This morning Japan Post Holdings announced the acquisition of Australia’s Toll for AU$6.49bn (US$5.07bn). According to Toll’s press release, the agreement consists of a cash payment of AU$9.04 per share which represents a 49% premium to February 16’s closing price and a 53% premium to the three month volume weighted average price of Toll shares, an implied market capitalization of AU$6,486m and an implied enterprise value of AU$8,019m.
This is one of the largest take-overs in the logistics sector over the past decade and could result in the creation of a major logistics service provider. However both companies are quite regionally focused with Japan Post in particular heavily concentrated on domestic business.
Japan Post’s offer marks the second acquisition by a Japanese company in just a matter of two days after Kintetsu World Express picked up NOL’s APL Logistics subsidiary earlier this week.
Japan Post Holding’s is preparing for an IPO later this year and it is likely that the Toll acquisition is part of a strategic realignment both in terms of diversifying Japan Post’ geographical presence and the development of wider logistics capabilities. Toll has both a sizeable Express business as well as mid-sized contract logistics and forwarding operations. Japan Post has already established e-commerce solutions and striking up partnerships with such logistics companies as Senkyu, GeoPost SA and Lenton Group Ltd to offer international parcel delivery service.

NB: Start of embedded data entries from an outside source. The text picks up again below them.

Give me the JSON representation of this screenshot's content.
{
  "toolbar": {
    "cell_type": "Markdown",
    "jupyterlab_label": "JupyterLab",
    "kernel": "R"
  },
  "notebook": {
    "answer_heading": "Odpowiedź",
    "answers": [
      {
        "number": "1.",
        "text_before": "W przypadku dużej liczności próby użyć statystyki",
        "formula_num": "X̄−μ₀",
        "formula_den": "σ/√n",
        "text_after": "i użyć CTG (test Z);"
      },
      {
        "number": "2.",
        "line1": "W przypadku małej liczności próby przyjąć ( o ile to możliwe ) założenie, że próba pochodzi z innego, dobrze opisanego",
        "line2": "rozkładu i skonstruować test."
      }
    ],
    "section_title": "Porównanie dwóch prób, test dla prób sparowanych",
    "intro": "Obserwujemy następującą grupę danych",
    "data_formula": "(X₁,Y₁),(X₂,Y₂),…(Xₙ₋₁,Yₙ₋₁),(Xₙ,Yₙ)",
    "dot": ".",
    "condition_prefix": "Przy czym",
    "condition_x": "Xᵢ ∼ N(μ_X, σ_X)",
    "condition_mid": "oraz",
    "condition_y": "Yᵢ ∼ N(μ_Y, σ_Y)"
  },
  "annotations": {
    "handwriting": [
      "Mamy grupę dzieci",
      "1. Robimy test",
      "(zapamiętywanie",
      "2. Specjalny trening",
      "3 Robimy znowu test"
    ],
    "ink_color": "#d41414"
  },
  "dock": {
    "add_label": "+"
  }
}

Toll has a history of highly aggressive expansion based on an acquisition driven business model but this has slowed recently as it struggled to digest its diverse purchases. Its recent performance has seen falls in revenue and profits hit by significant write-downs.
This acquisition will place Japan Post in direct competition with the likes of DHL, FedEx and UPS. What’s more among others within the hot Asia-Pacific region it will go head-to-head with Singapore Post which also has reinvented itself with a strong emphasis on e-commerce and an investment backing from Alibaba.
For the likes of DHL, FedEx and UPS, the logistics, freight forwarding and express fields are changing as new entrants enter these fields. Asia-Pacific has long been viewed as a fantastic opportunity and for these integrators, they have indeed meant success but the rise of home-grown competition such as Japan Post will likely bring about a new set of rules for all to play by.
More to follow.
GLOBAL SUPPLY CHAIN INTELLIGENCE (GSCi)